AIM OF THE TASK: All the data should be printed again exactly as written.
——
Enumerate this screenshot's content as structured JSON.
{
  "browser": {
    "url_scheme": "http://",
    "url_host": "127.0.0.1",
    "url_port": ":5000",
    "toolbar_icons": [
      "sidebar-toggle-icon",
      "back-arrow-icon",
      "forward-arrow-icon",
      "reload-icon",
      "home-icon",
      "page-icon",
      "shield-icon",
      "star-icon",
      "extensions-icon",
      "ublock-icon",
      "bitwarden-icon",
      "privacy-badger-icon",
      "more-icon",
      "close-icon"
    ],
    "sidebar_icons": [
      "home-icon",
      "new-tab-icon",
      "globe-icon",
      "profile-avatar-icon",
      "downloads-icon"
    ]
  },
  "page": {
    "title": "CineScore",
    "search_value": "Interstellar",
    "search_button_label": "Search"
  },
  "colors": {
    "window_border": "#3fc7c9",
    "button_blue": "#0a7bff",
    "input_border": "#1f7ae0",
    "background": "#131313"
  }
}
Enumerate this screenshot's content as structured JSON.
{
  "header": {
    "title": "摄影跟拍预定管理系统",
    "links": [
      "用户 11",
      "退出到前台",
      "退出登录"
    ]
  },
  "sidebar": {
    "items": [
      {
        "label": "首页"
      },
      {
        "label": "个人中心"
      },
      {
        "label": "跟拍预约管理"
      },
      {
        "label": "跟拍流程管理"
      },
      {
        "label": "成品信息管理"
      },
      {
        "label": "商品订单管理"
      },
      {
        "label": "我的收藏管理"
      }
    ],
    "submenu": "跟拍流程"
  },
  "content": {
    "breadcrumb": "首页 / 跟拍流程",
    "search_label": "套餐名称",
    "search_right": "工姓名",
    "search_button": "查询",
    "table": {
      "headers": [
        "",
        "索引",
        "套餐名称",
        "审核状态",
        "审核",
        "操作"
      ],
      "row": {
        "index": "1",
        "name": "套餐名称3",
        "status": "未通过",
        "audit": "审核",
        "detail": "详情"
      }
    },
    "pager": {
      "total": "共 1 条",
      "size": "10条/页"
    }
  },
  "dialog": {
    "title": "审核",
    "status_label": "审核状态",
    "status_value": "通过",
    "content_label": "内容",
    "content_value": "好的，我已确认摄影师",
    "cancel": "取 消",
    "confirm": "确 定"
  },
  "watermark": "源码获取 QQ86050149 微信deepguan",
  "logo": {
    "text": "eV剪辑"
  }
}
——
EXERCISE ANSWER:
Enumerate this screenshot's content as structured JSON.
{
  "browser": {
    "url_scheme": "http://",
    "url_host": "127.0.0.1",
    "url_port": ":5000",
    "toolbar_icons": [
      "sidebar-toggle-icon",
      "back-arrow-icon",
      "forward-arrow-icon",
      "reload-icon",
      "home-icon",
      "page-icon",
      "shield-icon",
      "star-icon",
      "extensions-icon",
      "ublock-icon",
      "bitwarden-icon",
      "privacy-badger-icon",
      "more-icon",
      "close-icon"
    ],
    "sidebar_icons": [
      "home-icon",
      "new-tab-icon",
      "globe-icon",
      "profile-avatar-icon",
      "downloads-icon"
    ]
  },
  "page": {
    "title": "CineScore",
    "search_value": "Interstellar",
    "search_button_label": "Search"
  },
  "colors": {
    "window_border": "#3fc7c9",
    "button_blue": "#0a7bff",
    "input_border": "#1f7ae0",
    "background": "#131313"
  }
}
Enumerate this screenshot's content as structured JSON.
{
  "header": {
    "title": "摄影跟拍预定管理系统",
    "links": [
      "用户 11",
      "退出到前台",
      "退出登录"
    ]
  },
  "sidebar": {
    "items": [
      {
        "label": "首页"
      },
      {
        "label": "个人中心"
      },
      {
        "label": "跟拍预约管理"
      },
      {
        "label": "跟拍流程管理"
      },
      {
        "label": "成品信息管理"
      },
      {
        "label": "商品订单管理"
      },
      {
        "label": "我的收藏管理"
      }
    ],
    "submenu": "跟拍流程"
  },
  "content": {
    "breadcrumb": "首页 / 跟拍流程",
    "search_label": "套餐名称",
    "search_right": "工姓名",
    "search_button": "查询",
    "table": {
      "headers": [
        "",
        "索引",
        "套餐名称",
        "审核状态",
        "审核",
        "操作"
      ],
      "row": {
        "index": "1",
        "name": "套餐名称3",
        "status": "未通过",
        "audit": "审核",
        "detail": "详情"
      }
    },
    "pager": {
      "total": "共 1 条",
      "size": "10条/页"
    }
  },
  "dialog": {
    "title": "审核",
    "status_label": "审核状态",
    "status_value": "通过",
    "content_label": "内容",
    "content_value": "好的，我已确认摄影师",
    "cancel": "取 消",
    "confirm": "确 定"
  },
  "watermark": "源码获取 QQ86050149 微信deepguan",
  "logo": {
    "text": "eV剪辑"
  }
}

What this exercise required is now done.